- **EXERCISE**:
Start to finish, the listing must be rewritten exactly.

- **PROVIDED RECORDS**:
● ● ●

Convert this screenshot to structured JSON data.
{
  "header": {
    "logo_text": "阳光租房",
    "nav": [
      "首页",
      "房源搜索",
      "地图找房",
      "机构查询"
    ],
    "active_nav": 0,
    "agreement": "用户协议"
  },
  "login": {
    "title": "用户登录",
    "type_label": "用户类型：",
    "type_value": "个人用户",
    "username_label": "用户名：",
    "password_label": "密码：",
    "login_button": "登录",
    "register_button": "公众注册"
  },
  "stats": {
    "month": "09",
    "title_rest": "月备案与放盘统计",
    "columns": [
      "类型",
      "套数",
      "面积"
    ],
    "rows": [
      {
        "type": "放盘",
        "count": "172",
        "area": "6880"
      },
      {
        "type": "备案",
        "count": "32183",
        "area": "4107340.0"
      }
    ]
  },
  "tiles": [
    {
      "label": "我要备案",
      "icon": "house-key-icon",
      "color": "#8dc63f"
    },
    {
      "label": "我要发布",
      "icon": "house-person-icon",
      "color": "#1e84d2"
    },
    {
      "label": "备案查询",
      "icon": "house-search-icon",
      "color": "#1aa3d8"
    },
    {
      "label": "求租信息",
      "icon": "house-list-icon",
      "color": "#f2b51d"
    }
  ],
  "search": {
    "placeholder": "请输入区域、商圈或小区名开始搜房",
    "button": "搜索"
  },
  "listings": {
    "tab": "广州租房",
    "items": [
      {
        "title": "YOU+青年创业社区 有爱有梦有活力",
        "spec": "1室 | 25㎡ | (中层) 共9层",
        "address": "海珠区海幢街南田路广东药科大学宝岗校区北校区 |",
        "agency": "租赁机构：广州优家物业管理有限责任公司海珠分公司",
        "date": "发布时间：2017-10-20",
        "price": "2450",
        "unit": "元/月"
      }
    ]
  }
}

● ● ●

- **RESPONSE**:
Convert this screenshot to structured JSON data.
{
  "header": {
    "logo_text": "阳光租房",
    "nav": [
      "首页",
      "房源搜索",
      "地图找房",
      "机构查询"
    ],
    "active_nav": 0,
    "agreement": "用户协议"
  },
  "login": {
    "title": "用户登录",
    "type_label": "用户类型：",
    "type_value": "个人用户",
    "username_label": "用户名：",
    "password_label": "密码：",
    "login_button": "登录",
    "register_button": "公众注册"
  },
  "stats": {
    "month": "09",
    "title_rest": "月备案与放盘统计",
    "columns": [
      "类型",
      "套数",
      "面积"
    ],
    "rows": [
      {
        "type": "放盘",
        "count": "172",
        "area": "6880"
      },
      {
        "type": "备案",
        "count": "32183",
        "area": "4107340.0"
      }
    ]
  },
  "tiles": [
    {
      "label": "我要备案",
      "icon": "house-key-icon",
      "color": "#8dc63f"
    },
    {
      "label": "我要发布",
      "icon": "house-person-icon",
      "color": "#1e84d2"
    },
    {
      "label": "备案查询",
      "icon": "house-search-icon",
      "color": "#1aa3d8"
    },
    {
      "label": "求租信息",
      "icon": "house-list-icon",
      "color": "#f2b51d"
    }
  ],
  "search": {
    "placeholder": "请输入区域、商圈或小区名开始搜房",
    "button": "搜索"
  },
  "listings": {
    "tab": "广州租房",
    "items": [
      {
        "title": "YOU+青年创业社区 有爱有梦有活力",
        "spec": "1室 | 25㎡ | (中层) 共9层",
        "address": "海珠区海幢街南田路广东药科大学宝岗校区北校区 |",
        "agency": "租赁机构：广州优家物业管理有限责任公司海珠分公司",
        "date": "发布时间：2017-10-20",
        "price": "2450",
        "unit": "元/月"
      }
    ]
  }
}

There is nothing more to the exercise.